Venezuela’s oil power is a two-edged sword. If the US weren’t so caught up with Iraq and North Korea,Venezuela would be due for the kind of monkey business that caused the overthrow of Allende. However, Mr Bush has more pressing issues, at least for the near future.
If (or, perhaps when) we go to war with Iraq, we will loose more oil (yes, we’re Iraq’s biggest customer, accounting for 70% of its exports). So if the Venezuelan strike goes on, we will be losing more oil than OPEC can cover by extra production.This is the real Achilles heel for the US.
And, here’s another interesting set of facts. Our oil refineries on the Gulf coast are set up to take Mexican and Venezuelan crude. Switching over to crude oil from the Middle East takes about three weeks and costs many millions of dollars, which the oil companies are loathe to spend. And oil coming from the Middle East takes six weeks to arrive, while crude oil from Venezuela takes only a week.
According to some analysts, an oil shortage of this magnitude will result in a world- wide recession to rival the slump of the 1930’s… to say nothing of putting an end to the SUV craze.That might just be the one bright spot in this whole scenario!
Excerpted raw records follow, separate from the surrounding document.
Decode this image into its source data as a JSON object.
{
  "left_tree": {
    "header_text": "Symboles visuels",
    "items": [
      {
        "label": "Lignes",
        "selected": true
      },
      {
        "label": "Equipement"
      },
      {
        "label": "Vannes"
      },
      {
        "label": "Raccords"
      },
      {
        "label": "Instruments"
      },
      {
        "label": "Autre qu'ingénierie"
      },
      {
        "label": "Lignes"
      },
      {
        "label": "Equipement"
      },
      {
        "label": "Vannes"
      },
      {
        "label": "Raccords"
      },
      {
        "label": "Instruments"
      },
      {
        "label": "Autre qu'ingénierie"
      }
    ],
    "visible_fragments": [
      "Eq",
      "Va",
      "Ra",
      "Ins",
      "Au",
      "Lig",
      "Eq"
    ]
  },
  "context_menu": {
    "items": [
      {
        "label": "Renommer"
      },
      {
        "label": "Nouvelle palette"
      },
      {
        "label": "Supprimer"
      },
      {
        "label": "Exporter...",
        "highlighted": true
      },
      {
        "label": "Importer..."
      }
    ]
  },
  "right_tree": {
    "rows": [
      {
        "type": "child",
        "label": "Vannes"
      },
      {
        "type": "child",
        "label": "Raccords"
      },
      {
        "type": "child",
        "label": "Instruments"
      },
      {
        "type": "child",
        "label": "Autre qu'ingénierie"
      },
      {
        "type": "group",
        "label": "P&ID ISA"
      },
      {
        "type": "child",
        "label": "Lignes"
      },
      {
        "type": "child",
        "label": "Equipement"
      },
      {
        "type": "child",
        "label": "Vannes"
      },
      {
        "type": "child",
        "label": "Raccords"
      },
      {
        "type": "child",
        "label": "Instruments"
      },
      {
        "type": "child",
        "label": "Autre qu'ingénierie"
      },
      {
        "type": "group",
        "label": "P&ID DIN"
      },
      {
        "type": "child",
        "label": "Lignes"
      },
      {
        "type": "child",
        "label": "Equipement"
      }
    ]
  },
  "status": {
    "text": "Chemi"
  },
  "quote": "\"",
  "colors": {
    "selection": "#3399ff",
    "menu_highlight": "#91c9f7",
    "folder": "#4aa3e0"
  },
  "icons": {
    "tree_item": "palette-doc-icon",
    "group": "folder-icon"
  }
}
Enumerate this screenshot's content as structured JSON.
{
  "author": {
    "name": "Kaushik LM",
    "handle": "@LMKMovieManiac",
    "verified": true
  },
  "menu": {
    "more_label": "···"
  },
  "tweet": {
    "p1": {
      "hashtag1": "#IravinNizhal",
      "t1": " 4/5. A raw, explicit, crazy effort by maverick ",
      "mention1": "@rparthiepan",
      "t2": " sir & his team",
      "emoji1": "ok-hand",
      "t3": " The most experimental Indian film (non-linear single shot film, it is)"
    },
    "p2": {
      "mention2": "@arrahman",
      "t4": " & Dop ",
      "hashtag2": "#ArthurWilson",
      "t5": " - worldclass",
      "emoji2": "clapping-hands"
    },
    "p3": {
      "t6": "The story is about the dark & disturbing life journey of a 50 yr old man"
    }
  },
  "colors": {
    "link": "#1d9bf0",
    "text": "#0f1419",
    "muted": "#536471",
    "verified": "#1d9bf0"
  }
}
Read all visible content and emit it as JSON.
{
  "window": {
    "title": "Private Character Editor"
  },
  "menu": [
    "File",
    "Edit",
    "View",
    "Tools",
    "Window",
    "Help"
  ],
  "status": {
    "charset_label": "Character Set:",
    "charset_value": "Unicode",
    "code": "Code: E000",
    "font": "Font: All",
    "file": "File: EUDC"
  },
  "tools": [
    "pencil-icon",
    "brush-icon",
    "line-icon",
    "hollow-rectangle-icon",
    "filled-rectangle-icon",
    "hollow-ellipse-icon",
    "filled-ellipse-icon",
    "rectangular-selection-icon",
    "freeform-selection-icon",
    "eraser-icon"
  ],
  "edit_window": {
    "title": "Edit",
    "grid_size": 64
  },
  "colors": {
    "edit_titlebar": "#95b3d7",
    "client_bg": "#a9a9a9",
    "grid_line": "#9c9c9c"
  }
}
Being a pacifist – and very much against going to war to satisfy the vendetta of a spoiled fraternity boy – I am much troubled by the Iraq question. Maybe we (the world community, not the lone US cowboy), should put an end to the regime of Saddam Hussein to avoid a real bloodbath in the future?
Ask yourself this question; if we could have stopped Hitler in 1935, would it not have been better than waiting until 1940? Surely, the regime of Saddam Hussein is as bad as Hitler’s? They have invaded other countries, gassed their own civilians, and done unspeakable things to maintain power. Given the chance they would do far greater harm to the world, and the policy of containment only seems to have prolonged their end goal.
For a country totally dependent on oil imports, like the USA, war could be serious. And the prospect of a global recession should certainly be considered when decided whether to go to war. But can we, as civilised people, not do more to avoid some of the mistakes we made in the last century? Can we really afford to let this regime of tyranny fester within its borders? Is the regime of Hussein a cancer that could spread? I’m damned if I have the answer, but I’m not sure I will let my antipathy for Mr Bush and his antics cloud the real picture.